What Is Intermittent Fasting? (and why you should be doing it)

You’ve probably heard the term “intermittent fasting” before, right? Maybe a friend has bragged about dropping some weight with intermittent fasting or you’ve watched a tv doctor rave about its benefits, but when you start researching you get overwhelmed and confused on where to start. Stress no more! I have been a fan of intermittent fasting for so long and am here to walk you through the basics of this revolutionary way of eating.

What Is Intermittent Fasting? (and why you should be doing it)

What I love about intermittent fasting is that it can fit any type of lifestyle. Keto? No problem! Vegan? You got it! Carnivore? Heck, yes! Standard American diet? Yes, it even works for that! This way of eating can literally fit into anybody’s lifestyle. How cool is that?!

So what is it?

Simply put, intermittent fasting is making a conscious decision to refrain from eating for a set period of time followed by a set window of time for eating. The specific amount of time for each window varies (we’ll talk about that later in this article) but it is important to emphasize that intermittent fasting is not a diet, but rather an intentional way of eating.


Intermittent fasting has been proven as an effective weight-loss tool for many and has countless other benefits as well. Intermittent fasting reduces inflammation in the body, balances sugar and insulin levels, cleans and removes waste from your cells, and even enhances your immune system.

You might think that your body would be starving during intermittent fasting, but in reality, intermittent fasting has been found to reduce your appetite and make you feel fuller sooner. Mental clarity and more energy are also side effects of this way of eating.

Some long-term benefits of intermittent fasting include increasing lifespan, preventing certain cancers and Alzheimer’s disease, and improving cellular repair. Who wouldn’t want amazing benefits like these?

What Is Intermittent Fasting? (and why you should be doing it)


There are so many different methods and time schedules that you could choose from when intermittent fasting. If you’re not sure which one is right for you, try out a few and see which one your body responds best to. I promise you, one of these methods will work for you.

16/8 Method

This is by far the most popular of the intermittent fasting methods. In this method, you fast for 16 hours of your day and have an eight-hour window to eat your meals. Since you’re not eating while you’re sleeping, that’s really only eight hours out of waking hours that you fast. Easy, right?

20:4 Method

You can probably guess what this method entails. Out of your 24 hour day, you refrain from eating for 20 of them and fit your calories for the day into a four-hour window.

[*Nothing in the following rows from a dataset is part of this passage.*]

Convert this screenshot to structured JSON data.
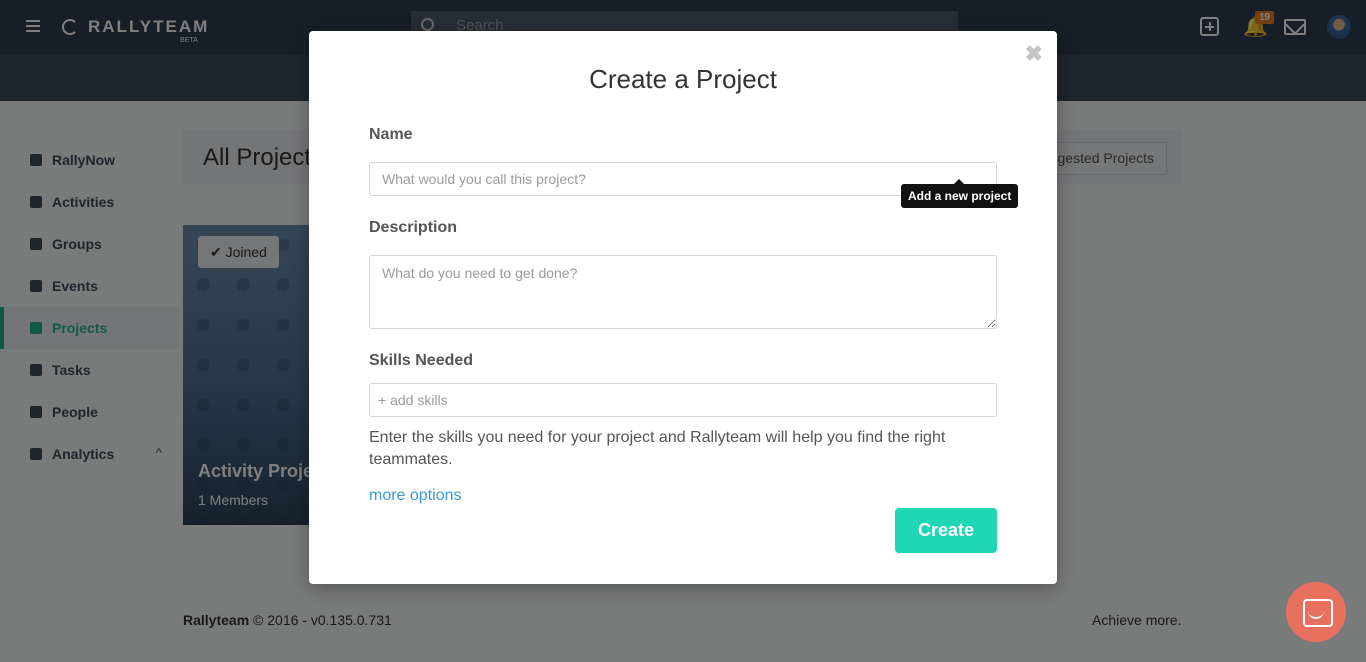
{
  "app": {
    "name": "RALLYTEAM",
    "beta_label": "BETA"
  },
  "topbar": {
    "search_placeholder": "Search",
    "notification_count": "19",
    "icons": [
      "menu-icon",
      "add-icon",
      "bell-icon",
      "mail-icon",
      "avatar"
    ]
  },
  "sidebar": {
    "items": [
      {
        "label": "RallyNow",
        "icon": "rocket-icon"
      },
      {
        "label": "Activities",
        "icon": "feed-icon"
      },
      {
        "label": "Groups",
        "icon": "users-icon"
      },
      {
        "label": "Events",
        "icon": "calendar-icon"
      },
      {
        "label": "Projects",
        "icon": "list-icon",
        "active": true
      },
      {
        "label": "Tasks",
        "icon": "checkbox-icon"
      },
      {
        "label": "People",
        "icon": "user-icon"
      },
      {
        "label": "Analytics",
        "icon": "chart-icon"
      }
    ]
  },
  "page": {
    "title": "All Project",
    "suggested_button": "gested Projects"
  },
  "card": {
    "joined_label": "Joined",
    "title": "Activity Proje",
    "members": "1 Members"
  },
  "footer": {
    "brand": "Rallyteam",
    "copyright": " © 2016 - v0.135.0.731",
    "tagline": "Achieve more."
  },
  "modal": {
    "title": "Create a Project",
    "close_symbol": "✖",
    "name_label": "Name",
    "name_placeholder": "What would you call this project?",
    "tooltip": "Add a new project",
    "description_label": "Description",
    "description_placeholder": "What do you need to get done?",
    "skills_label": "Skills Needed",
    "skills_placeholder": "+ add skills",
    "skills_help": "Enter the skills you need for your project and Rallyteam will help you find the right teammates.",
    "more_options": "more options",
    "create_button": "Create"
  },
  "colors": {
    "topbar": "#2d3e50",
    "accent": "#1eb58f",
    "create_button": "#1fd6b5",
    "link": "#3a9ad9",
    "badge": "#e67e22",
    "chat": "#e8705f"
  }
}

What Is Intermittent Fasting? (and why you should be doing it)

5:2 Method

With this method, you eat regularly for five days out of the week, then restrict yourself to only 500 calories for two days. During your five days of typical eating, you don’t have to stress about calories or anything. On your reduced-calorie days, it is suggested that you spread your calories out throughout the day and eat low-calorie foods like fresh fruits and vegetables.

24 Hour Fast

As the name implies, this method involves fasting for 24 hours and is most effective when done once or twice a week. During your 24 hour break from food, only calorie-free drinks can be consumed. Water and tea are excellent options during this time.

What Is Intermittent Fasting? (and why you should be doing it)

Like I mentioned above, intermittent fasting is not a diet so there is less focus on what you eat and more on when you eat. That being said, the goal of intermittent fasting is to improve health, and many times weight, so you should still focus on keeping your diet clean and healthy.

Since intermittent fasting involves restricting calories it can have an effect on your hormones. If you have any kind of health condition, for example, diabetes, pregnancy/breastfeeding, or an eating disorder, intermittent fasting may not be for you. It is best to discuss it with your doctor before you begin following any of the intermittent fasting methods.